Paul Motian: Live at the Village Vanguard, Vol. II This is indoor music: music for contemplating, sitting and smoking, letting it smolder in the ears and grow. Paul Motian, the veteran drummer whose mature, idiosyncratic percussive language has been shaped by years of playing with Bill Evans, Paul Bley, Keith Jarrett and others, shines on this album: he seems completely at home, considered, even slow at some points. Nearly a generation after he recorded the legendary session at the Village Vanguard with Evans in 1961, Motian returned with his Trio 2000 ensemble, a group with FLY (bass) and Chris Potter (tenor saxophone). They were joined by "+ Two," really + Three: pianist Masabumi Kikuchi, alto saxophonist Greg Osby and violist Mat Maneri, though Osby or Maneri sit out while the other is playing. This music is very different from that of Evans all those years ago: less rhythmic and more percussive, less melodic and more tonal, less virtuosic and more personal.

This album was preceded by another tremendous release from the same run and it delivers more of the same; frankly one wonders why the two discs weren't released as a two-CD set. Motian's atmospheric, freely flowing drumming is perfectly paired with Kikuchi's highly chromatic harmonic underpinnings, turning standard (even hackneyed) tunes, such as "'Till We Meet Again" and "If You Could See Me Now," into emotional, angularly improvised compositions, usually featuring extended solos by Potter and Kikuchi. Motian and Grenadier often take a back seat, highlighting the interaction between Potter and Kikuchi, which reaches a climax in the transition between Motian's "Ten" and "Divider." (Listening with good headphones reveals Kikuchi's humming, which adds to the intensity of his improvisation.)

Maneri is less prevalent on this disc, appearing only on a few tracks; his solo on "Fiasco," however, is perfectly timed and blends very nicely with Potter's tenor. His viola's tone recalls a very dark Stephane Grappelli, had he been less obsessed with fast licks and more with expressive, unusual improvisation. That cool, creative sentiment dominates this album and makes it a true pleasure to digest.
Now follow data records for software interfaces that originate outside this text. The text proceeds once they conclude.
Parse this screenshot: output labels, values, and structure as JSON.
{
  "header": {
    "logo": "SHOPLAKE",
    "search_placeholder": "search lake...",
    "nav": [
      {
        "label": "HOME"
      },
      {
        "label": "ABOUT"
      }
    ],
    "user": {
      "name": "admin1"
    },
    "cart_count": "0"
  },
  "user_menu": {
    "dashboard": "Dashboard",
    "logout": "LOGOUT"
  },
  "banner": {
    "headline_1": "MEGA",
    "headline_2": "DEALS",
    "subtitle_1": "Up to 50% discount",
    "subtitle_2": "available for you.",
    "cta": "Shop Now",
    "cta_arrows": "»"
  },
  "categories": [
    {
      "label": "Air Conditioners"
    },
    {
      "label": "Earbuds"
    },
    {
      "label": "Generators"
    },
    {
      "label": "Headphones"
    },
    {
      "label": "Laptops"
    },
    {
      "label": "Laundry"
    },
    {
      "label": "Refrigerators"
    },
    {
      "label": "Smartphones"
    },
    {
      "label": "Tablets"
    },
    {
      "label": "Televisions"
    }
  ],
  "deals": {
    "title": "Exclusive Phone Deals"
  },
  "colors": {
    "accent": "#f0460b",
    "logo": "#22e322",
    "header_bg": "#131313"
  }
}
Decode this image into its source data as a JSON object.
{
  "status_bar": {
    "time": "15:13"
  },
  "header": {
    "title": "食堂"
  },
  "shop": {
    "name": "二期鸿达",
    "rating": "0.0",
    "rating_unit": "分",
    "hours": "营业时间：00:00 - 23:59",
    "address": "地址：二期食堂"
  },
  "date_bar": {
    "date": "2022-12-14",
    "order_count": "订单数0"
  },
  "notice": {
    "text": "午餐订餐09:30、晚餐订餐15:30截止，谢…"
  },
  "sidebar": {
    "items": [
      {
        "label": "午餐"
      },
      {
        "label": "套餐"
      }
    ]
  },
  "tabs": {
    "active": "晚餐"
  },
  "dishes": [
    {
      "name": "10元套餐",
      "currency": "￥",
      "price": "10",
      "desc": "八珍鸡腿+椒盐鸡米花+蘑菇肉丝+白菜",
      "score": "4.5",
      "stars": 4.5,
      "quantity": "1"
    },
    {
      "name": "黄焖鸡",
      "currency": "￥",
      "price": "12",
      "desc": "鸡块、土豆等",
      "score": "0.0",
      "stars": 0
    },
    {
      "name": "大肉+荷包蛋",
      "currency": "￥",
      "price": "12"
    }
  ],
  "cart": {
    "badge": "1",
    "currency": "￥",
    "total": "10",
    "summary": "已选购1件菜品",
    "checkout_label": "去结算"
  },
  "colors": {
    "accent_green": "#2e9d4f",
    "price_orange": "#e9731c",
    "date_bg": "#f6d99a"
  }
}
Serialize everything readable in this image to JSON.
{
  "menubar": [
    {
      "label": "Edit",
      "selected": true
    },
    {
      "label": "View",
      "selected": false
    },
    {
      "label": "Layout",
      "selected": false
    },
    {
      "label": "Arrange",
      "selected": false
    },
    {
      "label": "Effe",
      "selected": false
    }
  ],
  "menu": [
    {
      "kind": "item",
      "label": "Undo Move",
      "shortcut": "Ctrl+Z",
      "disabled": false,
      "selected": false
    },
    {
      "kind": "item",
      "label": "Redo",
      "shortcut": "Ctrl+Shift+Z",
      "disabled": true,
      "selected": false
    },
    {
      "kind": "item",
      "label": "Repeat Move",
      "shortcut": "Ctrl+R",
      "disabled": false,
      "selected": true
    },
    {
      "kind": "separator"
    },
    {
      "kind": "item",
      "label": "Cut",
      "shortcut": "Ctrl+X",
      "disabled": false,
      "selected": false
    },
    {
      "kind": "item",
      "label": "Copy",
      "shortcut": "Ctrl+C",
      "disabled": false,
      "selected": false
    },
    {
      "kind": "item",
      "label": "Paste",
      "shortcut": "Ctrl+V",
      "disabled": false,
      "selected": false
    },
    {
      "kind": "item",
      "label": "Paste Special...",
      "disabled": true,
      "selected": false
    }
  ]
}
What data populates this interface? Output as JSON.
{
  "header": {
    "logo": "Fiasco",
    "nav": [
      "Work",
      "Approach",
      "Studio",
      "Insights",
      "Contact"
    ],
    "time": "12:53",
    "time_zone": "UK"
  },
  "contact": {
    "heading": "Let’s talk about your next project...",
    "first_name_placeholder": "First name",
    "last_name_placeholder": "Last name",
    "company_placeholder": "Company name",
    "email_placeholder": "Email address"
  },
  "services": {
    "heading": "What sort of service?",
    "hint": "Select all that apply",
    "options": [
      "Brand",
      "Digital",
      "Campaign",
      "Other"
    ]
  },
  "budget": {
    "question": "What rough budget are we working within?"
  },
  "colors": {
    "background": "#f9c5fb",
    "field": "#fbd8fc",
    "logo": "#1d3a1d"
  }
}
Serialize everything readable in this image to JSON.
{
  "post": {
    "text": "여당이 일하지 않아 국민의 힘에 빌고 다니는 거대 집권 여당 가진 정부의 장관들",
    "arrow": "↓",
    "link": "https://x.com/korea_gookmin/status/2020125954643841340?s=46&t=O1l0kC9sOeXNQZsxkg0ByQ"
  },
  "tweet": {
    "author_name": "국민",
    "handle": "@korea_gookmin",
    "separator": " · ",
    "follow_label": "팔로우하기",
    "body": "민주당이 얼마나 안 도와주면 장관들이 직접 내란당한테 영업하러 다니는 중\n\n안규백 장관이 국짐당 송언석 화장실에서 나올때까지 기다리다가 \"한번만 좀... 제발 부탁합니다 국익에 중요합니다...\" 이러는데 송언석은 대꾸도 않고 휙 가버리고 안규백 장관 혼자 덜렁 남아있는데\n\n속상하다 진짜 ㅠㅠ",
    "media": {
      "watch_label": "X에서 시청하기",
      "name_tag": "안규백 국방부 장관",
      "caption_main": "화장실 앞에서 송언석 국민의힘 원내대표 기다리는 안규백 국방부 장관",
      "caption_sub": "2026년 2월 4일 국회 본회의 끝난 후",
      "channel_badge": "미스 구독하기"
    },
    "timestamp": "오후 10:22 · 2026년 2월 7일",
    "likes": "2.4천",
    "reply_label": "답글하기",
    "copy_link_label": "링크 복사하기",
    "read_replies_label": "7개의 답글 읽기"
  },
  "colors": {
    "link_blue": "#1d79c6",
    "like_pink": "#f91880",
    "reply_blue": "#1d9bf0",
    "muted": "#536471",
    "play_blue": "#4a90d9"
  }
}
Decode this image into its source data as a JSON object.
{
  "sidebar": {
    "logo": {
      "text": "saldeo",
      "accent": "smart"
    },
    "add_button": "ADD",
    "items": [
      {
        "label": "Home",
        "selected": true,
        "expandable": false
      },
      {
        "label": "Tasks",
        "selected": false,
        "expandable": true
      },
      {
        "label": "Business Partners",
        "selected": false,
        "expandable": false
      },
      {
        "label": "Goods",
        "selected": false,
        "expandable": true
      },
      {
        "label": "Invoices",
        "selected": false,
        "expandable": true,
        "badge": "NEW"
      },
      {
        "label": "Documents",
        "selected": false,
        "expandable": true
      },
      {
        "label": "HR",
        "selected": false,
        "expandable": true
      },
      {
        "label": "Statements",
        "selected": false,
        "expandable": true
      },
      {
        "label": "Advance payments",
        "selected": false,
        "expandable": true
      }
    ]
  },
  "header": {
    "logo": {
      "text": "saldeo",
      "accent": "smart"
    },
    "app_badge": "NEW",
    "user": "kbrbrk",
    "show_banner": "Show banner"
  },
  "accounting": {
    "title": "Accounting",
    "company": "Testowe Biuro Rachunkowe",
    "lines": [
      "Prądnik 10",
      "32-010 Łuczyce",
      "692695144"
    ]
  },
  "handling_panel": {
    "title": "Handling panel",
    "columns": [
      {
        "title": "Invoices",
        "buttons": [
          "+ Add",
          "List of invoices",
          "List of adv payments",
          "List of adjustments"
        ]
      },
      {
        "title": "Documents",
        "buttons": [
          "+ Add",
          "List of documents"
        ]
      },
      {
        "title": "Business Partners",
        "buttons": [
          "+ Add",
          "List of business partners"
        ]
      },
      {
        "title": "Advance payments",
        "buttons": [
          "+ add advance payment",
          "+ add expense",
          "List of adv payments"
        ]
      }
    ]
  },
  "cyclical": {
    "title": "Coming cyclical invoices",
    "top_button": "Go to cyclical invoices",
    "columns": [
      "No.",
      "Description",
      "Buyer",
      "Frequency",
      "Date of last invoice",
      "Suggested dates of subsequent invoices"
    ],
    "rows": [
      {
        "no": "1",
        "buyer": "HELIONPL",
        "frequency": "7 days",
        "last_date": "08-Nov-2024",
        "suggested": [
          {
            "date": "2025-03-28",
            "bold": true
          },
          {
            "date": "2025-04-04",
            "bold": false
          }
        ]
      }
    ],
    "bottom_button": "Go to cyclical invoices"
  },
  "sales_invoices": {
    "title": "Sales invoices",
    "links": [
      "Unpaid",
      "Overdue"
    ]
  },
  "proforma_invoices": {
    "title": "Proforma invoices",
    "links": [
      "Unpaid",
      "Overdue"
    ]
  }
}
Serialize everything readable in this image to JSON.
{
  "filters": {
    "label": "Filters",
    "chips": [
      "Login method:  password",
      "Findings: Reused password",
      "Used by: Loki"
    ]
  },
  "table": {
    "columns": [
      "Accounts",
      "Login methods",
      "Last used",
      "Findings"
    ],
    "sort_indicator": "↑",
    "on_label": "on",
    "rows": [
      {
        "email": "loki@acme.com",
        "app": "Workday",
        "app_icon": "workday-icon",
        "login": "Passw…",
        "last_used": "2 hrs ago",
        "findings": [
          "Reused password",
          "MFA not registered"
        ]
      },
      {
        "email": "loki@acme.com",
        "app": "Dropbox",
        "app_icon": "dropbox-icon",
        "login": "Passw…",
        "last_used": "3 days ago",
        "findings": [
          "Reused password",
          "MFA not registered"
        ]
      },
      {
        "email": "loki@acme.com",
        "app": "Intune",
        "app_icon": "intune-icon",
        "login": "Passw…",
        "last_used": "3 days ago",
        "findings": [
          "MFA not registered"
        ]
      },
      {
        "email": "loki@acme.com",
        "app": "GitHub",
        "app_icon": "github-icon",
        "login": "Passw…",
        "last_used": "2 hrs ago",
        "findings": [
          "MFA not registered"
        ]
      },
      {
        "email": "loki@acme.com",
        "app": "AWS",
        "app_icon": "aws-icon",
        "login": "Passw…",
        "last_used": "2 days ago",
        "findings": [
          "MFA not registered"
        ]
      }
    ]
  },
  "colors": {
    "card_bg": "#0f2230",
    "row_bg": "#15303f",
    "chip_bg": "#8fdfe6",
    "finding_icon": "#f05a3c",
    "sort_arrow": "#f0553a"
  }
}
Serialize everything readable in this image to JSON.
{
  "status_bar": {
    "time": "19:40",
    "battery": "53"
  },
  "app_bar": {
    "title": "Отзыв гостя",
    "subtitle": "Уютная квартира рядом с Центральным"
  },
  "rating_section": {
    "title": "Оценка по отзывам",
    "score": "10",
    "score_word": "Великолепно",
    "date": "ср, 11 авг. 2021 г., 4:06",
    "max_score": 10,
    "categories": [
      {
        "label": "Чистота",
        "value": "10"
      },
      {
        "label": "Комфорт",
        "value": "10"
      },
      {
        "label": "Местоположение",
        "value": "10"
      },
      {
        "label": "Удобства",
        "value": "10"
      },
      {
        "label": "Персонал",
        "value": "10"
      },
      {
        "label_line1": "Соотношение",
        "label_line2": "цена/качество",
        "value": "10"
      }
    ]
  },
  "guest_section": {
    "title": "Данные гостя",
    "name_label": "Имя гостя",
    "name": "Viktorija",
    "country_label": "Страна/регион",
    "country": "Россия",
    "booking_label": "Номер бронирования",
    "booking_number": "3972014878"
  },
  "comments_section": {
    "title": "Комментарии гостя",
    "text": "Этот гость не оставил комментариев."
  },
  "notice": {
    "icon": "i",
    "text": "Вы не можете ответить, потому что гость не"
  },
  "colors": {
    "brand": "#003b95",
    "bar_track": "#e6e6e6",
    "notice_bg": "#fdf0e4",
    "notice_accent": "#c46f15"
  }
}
Track Listing: Till we meet again; Sunflower; The third walk; Ten; The divider; If you could see me now; Fiasco.

Personnel: Paul Motian: drums; Chris Potter: tenor saxophone; Larry Grenadier: bass; Greg Osby: alto saxophone; Mat Manieri: viola; Masabumi Kikuchi: piano.

Year Released: 2009 | Record Label: Winter & Winter | Style: Free Improv/Avant-Garde


Shop

More Articles

Read Adam's Apple CD/LP/Track Review Adam's Apple
by Greg Simmons
Published: April 26, 2017
Read Dreamsville CD/LP/Track Review Dreamsville
by Jack Bowers
Published: April 26, 2017
Read April CD/LP/Track Review April
by Jerome Wilson
Published: April 26, 2017
Read Small World CD/LP/Track Review Small World
by Edward Blanco
Published: April 26, 2017
Read High Time CD/LP/Track Review High Time
by C. Michael Bailey
Published: April 26, 2017
Read Rags And Roots CD/LP/Track Review Rags And Roots
by James Nadal
Published: April 25, 2017
Read "El Viaje" CD/LP/Track Review El Viaje
by James Nadal
Published: September 14, 2016
Read "Trickster" CD/LP/Track Review Trickster
by Glenn Astarita
Published: March 24, 2017
Read "Together, As One" CD/LP/Track Review Together, As One
by Roger Farbey
Published: August 7, 2016
Read "Parrhésie" CD/LP/Track Review Parrhésie
by Geno Thackara
Published: May 17, 2016
Read "The Unity Sessions" CD/LP/Track Review The Unity Sessions
by Mark Sullivan
Published: May 7, 2016
Read "Bekkenjordet" CD/LP/Track Review Bekkenjordet
by Troy Dostert
Published: April 15, 2017

Post a comment

comments powered by Disqus

Sponsor: ECM RECORDS | BUY NOW  

Support our sponsor

Support All About Jazz's Future

We need your help and we have a deal. Contribute $20 and we'll hide the six Google ads that appear on every page for a full year!